Finding out when spaces are available and reserving them for your meeting can be a very cumbersome process: checking room status in one place, making a reservation via a different communication channel, waiting for confirmation, etc. Easily updatable digital signage outside the door of each meeting room changes this entirely. Not only do digital signs make it clear when rooms are and aren’t scheduled, they also serve as touchscreen consoles for entering reservation requests. With the right information readily available, employees may be much more likely to take advantage of the real estate available to them
And with the price of real estate these days, boosting — and optimizing — usage of workspace is very important. Once again, optimizing requires investment in a process: You have to study the traffic and utilization patterns of your various workspaces, and from there you can make choices about how to schedule and configure them.
Technology can do some of this for you. You can actually install sensors that measure occupancy and give you recurring feedback to help you utilize given spaces. With the information you gather, you can continually iterate and adapt your workspace arrangement. If formal presentations prove to be necessary only occasionally, you can find other ways to make use of that space — perhaps a “drop in” casual space for workers who need to spread materials out on a large table. Your real estate isn’t infinite, and only through scrutiny and careful monitoring can you discover all your options for getting maximum usage — and productivity — out of your spaces.
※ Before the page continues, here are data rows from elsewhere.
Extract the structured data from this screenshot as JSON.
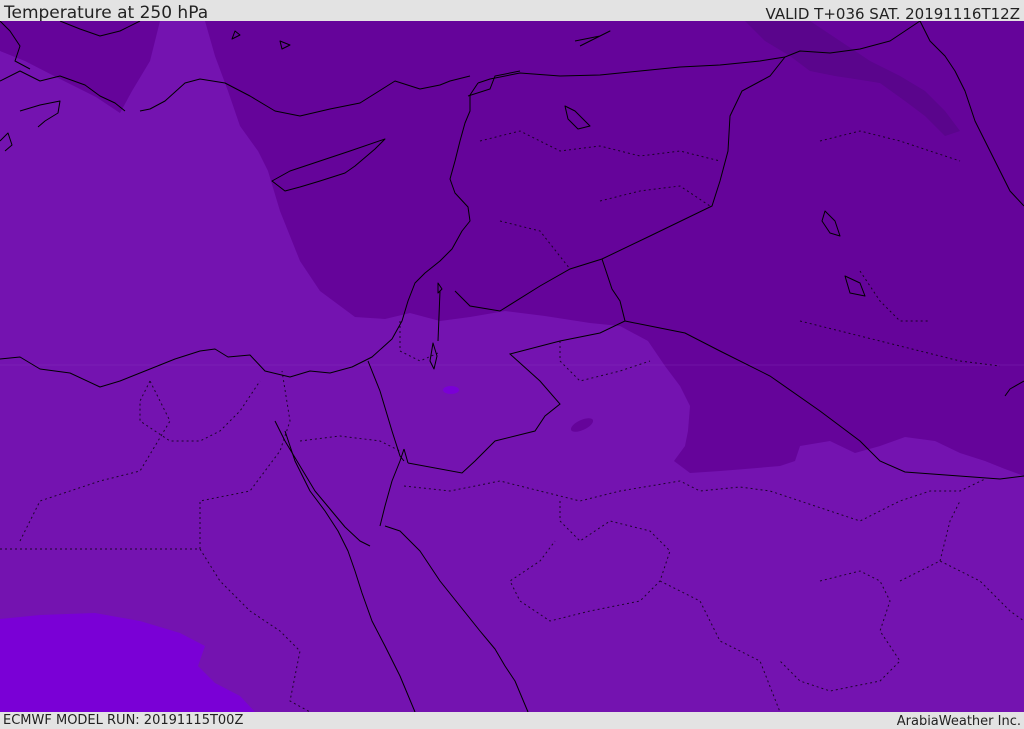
{
  "header": {
    "title": "Temperature at 250 hPa",
    "valid": "VALID T+036 SAT. 20191116T12Z"
  },
  "footer": {
    "model_run": "ECMWF MODEL RUN: 20191115T00Z",
    "credit": "ArabiaWeather Inc."
  },
  "map": {
    "field": "temperature",
    "level": "250 hPa",
    "colors": {
      "base": "#7413b0",
      "cold": "#65049a",
      "colder": "#5a058c",
      "warm_patch": "#7a00d6",
      "coast": "#000000"
    },
    "region_icon": "map-icon"
  }
}
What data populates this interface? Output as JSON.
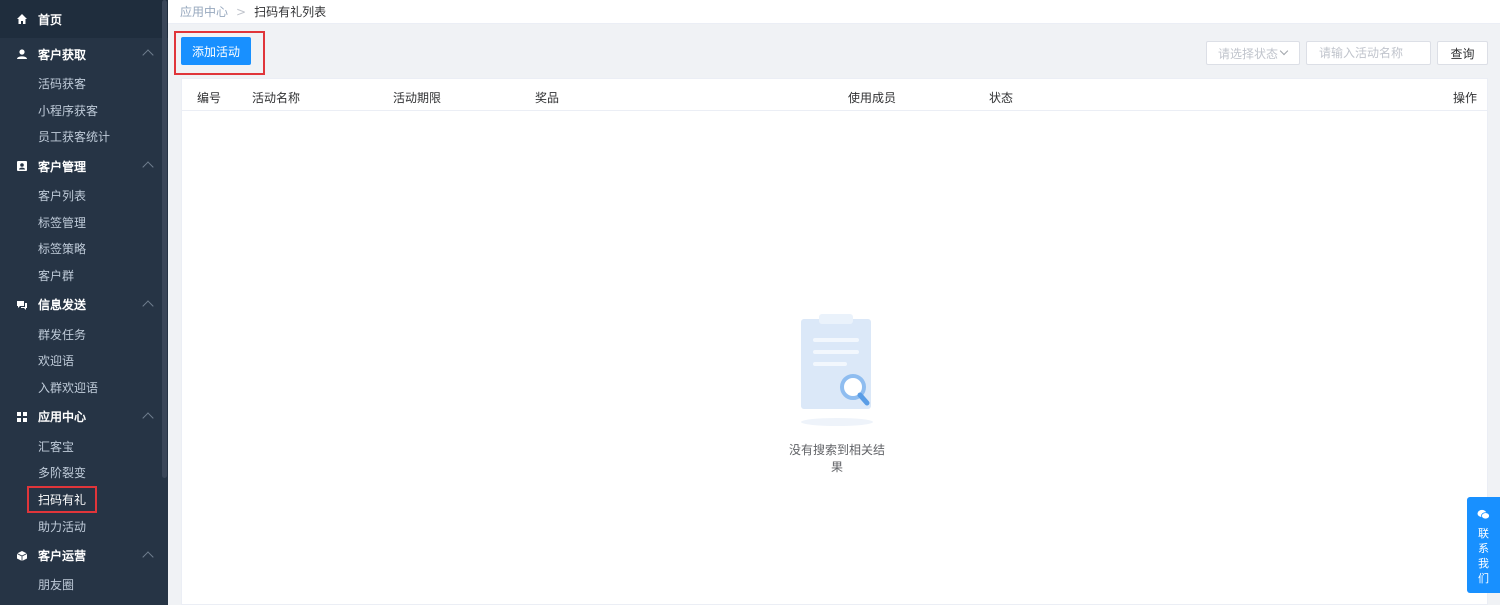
{
  "sidebar": {
    "home": "首页",
    "groups": [
      {
        "title": "客户获取",
        "items": [
          "活码获客",
          "小程序获客",
          "员工获客统计"
        ]
      },
      {
        "title": "客户管理",
        "items": [
          "客户列表",
          "标签管理",
          "标签策略",
          "客户群"
        ]
      },
      {
        "title": "信息发送",
        "items": [
          "群发任务",
          "欢迎语",
          "入群欢迎语"
        ]
      },
      {
        "title": "应用中心",
        "items": [
          "汇客宝",
          "多阶裂变",
          "扫码有礼",
          "助力活动"
        ]
      },
      {
        "title": "客户运营",
        "items": [
          "朋友圈"
        ]
      }
    ]
  },
  "breadcrumb": {
    "parent": "应用中心",
    "separator": ">",
    "current": "扫码有礼列表"
  },
  "toolbar": {
    "add_label": "添加活动",
    "status_placeholder": "请选择状态",
    "name_placeholder": "请输入活动名称",
    "query_label": "查询"
  },
  "table": {
    "columns": [
      "编号",
      "活动名称",
      "活动期限",
      "奖品",
      "使用成员",
      "状态",
      "操作"
    ],
    "empty_text": "没有搜索到相关结果"
  },
  "contact": {
    "chars": [
      "联",
      "系",
      "我",
      "们"
    ]
  },
  "colors": {
    "primary": "#1890ff",
    "sidebar": "#263445",
    "highlight": "#e0353a"
  }
}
Businesses have tried isolating workers, and now they’re trying grouping them together in open floor plans. But productivity is not a one-size-fits-all phenomenon. Your workers have different needs, and making workspace decisions that satisfy those needs requires digging into the details and tailoring a solution to your enterprise. If you devote the time and resources to that investment, you’ll see it pays off in the end.